Friel's first major success stage success, Philadelphia, Here I Come, was the undisputed hit of the Dublin Theatre Festival in 1964. Subsequent plays include The Loves of Cass McGuire (1966), Lovers (1967), The Mundy Scheme (1969), The Freedom of the City (1973), Volunteers (1975), Living Quarters (1977), Faith Healer (1979), Translations (1980), an adaptation of Chekhov’s Three Sisters (1981), an adaptation of Turgenev’s novel Fathers and Sons (1987), Dancing at Lughnasa (1990), a version of Turgenev’s A Month in the Country (1992), The London Vertigo, from Charles Macklin’s The True Born Irishman (1992), Wonderful Tennessee (1993), Molly Sweeney (1994) and Give Me Your Answer Do! (1997).
In 1980 Friel co-founded the Field Day Theatre Company with actor Stephen Rea. They staged Friel's Translations as their first production in Derry’s Guildhall.
Field Day Theatre Company sought to find a middle ground between the traditional culture of rural Ireland and the more secular culture of the north. Plays such as Dancing at Lughnasa deal with this divide, and through the five Mundy sisters Friel explores an Ireland where tradition, religion and modernity meet head on.
In 1981, Translations, one of Friel's seminal works, was awarded the Ewart-Biggs Peace Prize. After co-founding Field Day, Friel continued his interest in the arts as a member of Aosdana, to which he was elected in 1982. In 1983 he was awarded an Honorary Doctorate of Literature by the National University of Ireland. Dancing at Lughnasa, probably his most successful play so far, received three Tony Awards in 1992, including Best Play.
Two of Friel’s plays, Philadelphia, Here I Come and Dancing at Lughnasa have also been adapted into film. Collections of short stories include The Saucer of Larks (1962) and The Gold in the Sea (1966).
A shy and reclusive man, Friel rarely makes public statements. A quote from his own Self Portrait however perhaps sheds some light on the true character of modern Ireland's leading playwright.

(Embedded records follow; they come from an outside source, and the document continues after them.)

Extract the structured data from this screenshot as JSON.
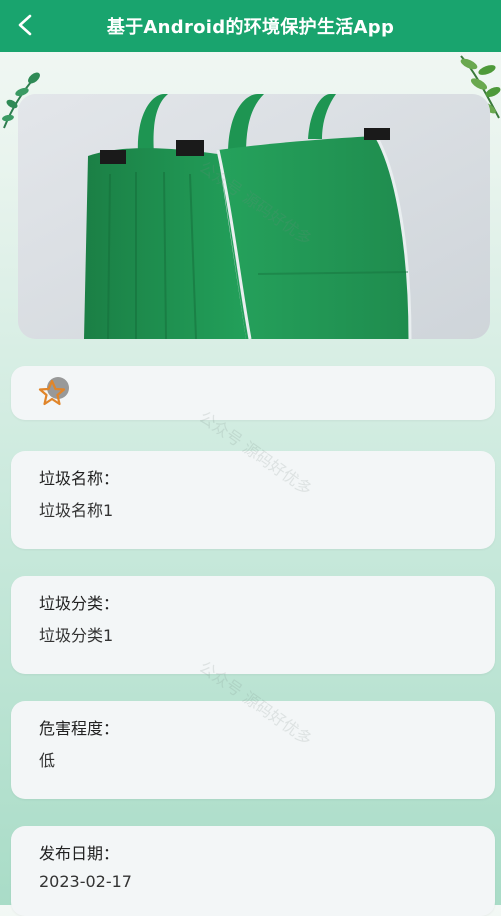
{
  "header": {
    "title": "基于Android的环境保护生活App",
    "back_icon": "chevron-left-icon"
  },
  "favorite": {
    "icon": "star-icon",
    "accent": "#e0852a"
  },
  "fields": [
    {
      "label": "垃圾名称：",
      "value": "垃圾名称1"
    },
    {
      "label": "垃圾分类：",
      "value": "垃圾分类1"
    },
    {
      "label": "危害程度：",
      "value": "低"
    },
    {
      "label": "发布日期：",
      "value": "2023-02-17"
    }
  ],
  "watermark": {
    "text": "公众号 源码好优多"
  },
  "colors": {
    "primary": "#19a46e",
    "card": "#f3f6f7",
    "product": "#1f9a55"
  }
}
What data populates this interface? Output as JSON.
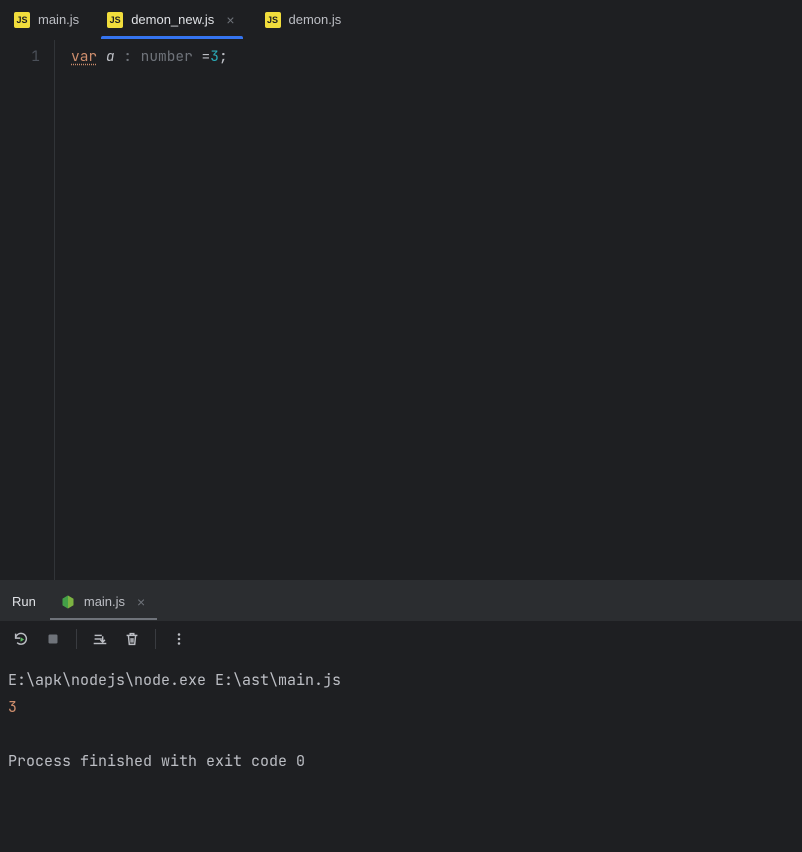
{
  "editor": {
    "tabs": [
      {
        "label": "main.js",
        "active": false,
        "hasClose": false
      },
      {
        "label": "demon_new.js",
        "active": true,
        "hasClose": true
      },
      {
        "label": "demon.js",
        "active": false,
        "hasClose": false
      }
    ],
    "gutter": [
      "1"
    ],
    "code": {
      "keyword": "var",
      "varname": "a",
      "typeann": ": number",
      "eq": " =",
      "num": "3",
      "end": ";"
    }
  },
  "run": {
    "title": "Run",
    "tab": {
      "label": "main.js"
    },
    "console": {
      "cmd": "E:\\apk\\nodejs\\node.exe E:\\ast\\main.js",
      "output": "3",
      "processMsg": "Process finished with exit code 0"
    }
  }
}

'I am married, have five children, live in the country, smoke too much, fish a bit, read a lot, worry a lot, get involved in sporadic causes and invariably regret the involvement, and hope that between now and my death I will have acquired a religion, a philosophy, a sense of life that will make the end less frightening than it appears to me at this moment.'
Brian Friel lives in Donegal.